St. George is a conveniently located base camp for Zion National Park and many other outdoor adventures. You can hike through red rock valleys at Snow Canyon, see Martian landscapes at Coral Pink Sand Dunes State Park, explore the sandy expanses at Red Cliffs National Conservation Area, and visit the St. George Dinosaur Discovery Site at Johnson Farm. St. George is less than 2 hours from Las Vegas, approximately 3 hours from the Grand Canyon North Rim, and less than 4 hours from Salt Lake City.
Dixie State University offers 4 master’s degrees, 45 bachelor’s degrees, 11 associate degrees, 44 minors, and 23 certificates/endorsements. As part of Dixie State’s “active learning, active life,” approach to education, the university has added 111 academic programs since 2015 and 85 percent of them are in the STEM or healthcare fields, in line with the institution’s polytechnic mission.
In the fall of 2019, there were 11,193 students enrolled at DSU and the university had an 80% acceptance rate. The student body was 56% female and 44% male, and Dixie State was among the top three institutions for diversity in the state of Utah with 23% of the student body being minority students.
While DSU is open to many different types of students, they must demonstrate college readiness by submitting ACT, SAT, or Accuplacer scores. Prospective students should first determine which category of student they are:
- New Student – A matriculated student who has never attended any college or university, including students who earned credit before graduating from high school.

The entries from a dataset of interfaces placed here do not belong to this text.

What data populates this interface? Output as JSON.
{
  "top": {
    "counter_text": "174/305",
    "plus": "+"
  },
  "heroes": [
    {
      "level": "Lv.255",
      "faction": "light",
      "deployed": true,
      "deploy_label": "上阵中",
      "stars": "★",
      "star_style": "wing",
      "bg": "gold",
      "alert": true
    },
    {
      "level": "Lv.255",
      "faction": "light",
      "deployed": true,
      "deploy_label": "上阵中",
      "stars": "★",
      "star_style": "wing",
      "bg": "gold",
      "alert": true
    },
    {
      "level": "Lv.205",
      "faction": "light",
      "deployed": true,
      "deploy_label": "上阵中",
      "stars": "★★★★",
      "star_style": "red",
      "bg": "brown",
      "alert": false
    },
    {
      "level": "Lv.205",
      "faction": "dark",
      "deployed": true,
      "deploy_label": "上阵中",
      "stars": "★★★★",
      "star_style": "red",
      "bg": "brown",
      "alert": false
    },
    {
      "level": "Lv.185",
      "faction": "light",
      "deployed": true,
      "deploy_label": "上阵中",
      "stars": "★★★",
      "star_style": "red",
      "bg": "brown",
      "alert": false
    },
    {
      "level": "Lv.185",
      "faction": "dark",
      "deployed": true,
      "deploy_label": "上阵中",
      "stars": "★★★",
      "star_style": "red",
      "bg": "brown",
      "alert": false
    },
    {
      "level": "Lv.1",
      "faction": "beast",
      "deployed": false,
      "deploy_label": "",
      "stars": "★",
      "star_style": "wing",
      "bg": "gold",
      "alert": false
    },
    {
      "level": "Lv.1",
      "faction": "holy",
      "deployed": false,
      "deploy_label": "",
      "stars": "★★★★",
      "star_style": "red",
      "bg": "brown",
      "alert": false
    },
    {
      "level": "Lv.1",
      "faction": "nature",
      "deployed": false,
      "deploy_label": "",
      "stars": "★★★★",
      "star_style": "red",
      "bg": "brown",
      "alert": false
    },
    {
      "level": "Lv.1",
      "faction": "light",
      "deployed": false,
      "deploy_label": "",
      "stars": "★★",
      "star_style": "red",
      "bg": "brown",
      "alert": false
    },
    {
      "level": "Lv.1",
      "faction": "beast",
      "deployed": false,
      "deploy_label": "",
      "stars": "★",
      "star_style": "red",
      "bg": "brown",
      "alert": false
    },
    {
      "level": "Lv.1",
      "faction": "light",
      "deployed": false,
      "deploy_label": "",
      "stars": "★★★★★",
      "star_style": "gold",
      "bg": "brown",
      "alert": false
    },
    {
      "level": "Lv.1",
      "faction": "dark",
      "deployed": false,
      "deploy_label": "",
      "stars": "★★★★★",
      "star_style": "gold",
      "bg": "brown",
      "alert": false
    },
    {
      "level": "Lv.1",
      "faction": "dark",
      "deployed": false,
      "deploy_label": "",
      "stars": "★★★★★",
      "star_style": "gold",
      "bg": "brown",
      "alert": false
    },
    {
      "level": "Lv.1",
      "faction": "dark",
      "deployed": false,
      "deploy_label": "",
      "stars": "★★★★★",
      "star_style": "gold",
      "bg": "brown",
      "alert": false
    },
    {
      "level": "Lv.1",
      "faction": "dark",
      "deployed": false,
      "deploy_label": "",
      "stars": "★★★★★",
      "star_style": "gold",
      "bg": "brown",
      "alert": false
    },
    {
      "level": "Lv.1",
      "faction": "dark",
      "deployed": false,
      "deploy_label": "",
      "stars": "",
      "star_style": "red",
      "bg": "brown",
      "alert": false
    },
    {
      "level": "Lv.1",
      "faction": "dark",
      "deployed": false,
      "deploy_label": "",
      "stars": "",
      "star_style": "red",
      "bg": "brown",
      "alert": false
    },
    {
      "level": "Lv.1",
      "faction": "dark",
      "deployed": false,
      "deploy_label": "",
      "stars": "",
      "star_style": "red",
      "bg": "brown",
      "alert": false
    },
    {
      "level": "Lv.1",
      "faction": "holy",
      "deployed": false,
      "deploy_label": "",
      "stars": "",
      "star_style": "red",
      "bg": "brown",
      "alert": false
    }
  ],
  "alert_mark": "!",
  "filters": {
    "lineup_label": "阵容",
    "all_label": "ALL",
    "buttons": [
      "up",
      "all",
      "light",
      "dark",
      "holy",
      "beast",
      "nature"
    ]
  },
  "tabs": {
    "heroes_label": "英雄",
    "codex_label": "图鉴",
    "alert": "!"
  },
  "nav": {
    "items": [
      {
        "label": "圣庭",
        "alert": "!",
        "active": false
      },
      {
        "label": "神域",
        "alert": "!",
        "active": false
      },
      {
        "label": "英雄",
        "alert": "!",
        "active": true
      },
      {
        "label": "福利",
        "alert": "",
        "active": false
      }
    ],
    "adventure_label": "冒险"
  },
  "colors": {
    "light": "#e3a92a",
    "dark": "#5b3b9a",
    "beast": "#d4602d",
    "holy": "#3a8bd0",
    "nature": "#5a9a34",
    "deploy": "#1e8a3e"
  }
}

- Transfer Student – A matriculated student who, after high school graduation, attended another college or university and did not attend Dixie State University.
- Returning Student – A matriculated student who previously attended Dixie State University after high school graduation but has not attended in three or more semesters, including students who may have attended another college or university since they were enrolled at Dixie State University.
- International Student – A matriculated or non-matriculated student who is not a U.S. citizen and has not received immigrant status from the U.S. Immigration and Naturalization Service.
- Non-Degree Seeking – A non-matriculated student attending college classes for personal interest, enrichment, or growth.
- Homeschooled – Taught at home using other approved curriculum and certified by Parent/Guardian.
- Early Enrollment Students – Students whose class has not yet graduated from high school and who meet at least one of the following qualifications:
- Are currently enrolled in high school and want to attend university classes (on their own — not concurrent enrollment through the school district).
- Are homeschool students whose class has not yet graduated from high school.
- Have been officially released from Utah compulsory school attendance requirements.
The Dixie area of Utah has a thriving homeschool population, so DSU is naturally homeschool-friendly. The 2021 DOCUTAH festival featured Weirdos: A Homeschool Documentary, filmed by DSU staff member Matthew Black and produced by his wife Amanda. Weirdos follows the story of the town’s journey to build a strong support system for homeschooling families. The Blacks’ film offers a unique glimpse into why so many families choose to dedicate their time, resources, and hearts to this lifestyle, fueled by a passion for creating opportunities that nurture a love of learning. Through an in-depth look into the contemporary history of homeschooling, the community approach, and the benefits of individualized learning, Weirdos leaves you wondering who really are the weirdos: those who choose to homeschool, or those who do not?